[Dataset rows for apps and sites]
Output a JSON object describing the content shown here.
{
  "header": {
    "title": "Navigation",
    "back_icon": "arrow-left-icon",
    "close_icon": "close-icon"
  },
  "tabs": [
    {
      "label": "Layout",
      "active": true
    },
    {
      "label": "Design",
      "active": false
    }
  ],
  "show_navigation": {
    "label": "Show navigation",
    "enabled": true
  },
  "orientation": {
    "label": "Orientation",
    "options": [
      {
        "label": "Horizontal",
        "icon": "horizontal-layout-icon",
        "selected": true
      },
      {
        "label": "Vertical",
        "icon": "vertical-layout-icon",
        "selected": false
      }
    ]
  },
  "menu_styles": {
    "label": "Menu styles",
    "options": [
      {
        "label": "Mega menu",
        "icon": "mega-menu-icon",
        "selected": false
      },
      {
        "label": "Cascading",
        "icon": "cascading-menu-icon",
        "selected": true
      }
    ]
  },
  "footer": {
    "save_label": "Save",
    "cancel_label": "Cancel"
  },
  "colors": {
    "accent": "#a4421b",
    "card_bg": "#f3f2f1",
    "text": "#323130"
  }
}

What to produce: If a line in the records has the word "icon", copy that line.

Exercise solution:
    "back_icon": "arrow-left-icon",
    "close_icon": "close-icon"
        "icon": "horizontal-layout-icon",
        "icon": "vertical-layout-icon",
        "icon": "mega-menu-icon",
        "icon": "cascading-menu-icon",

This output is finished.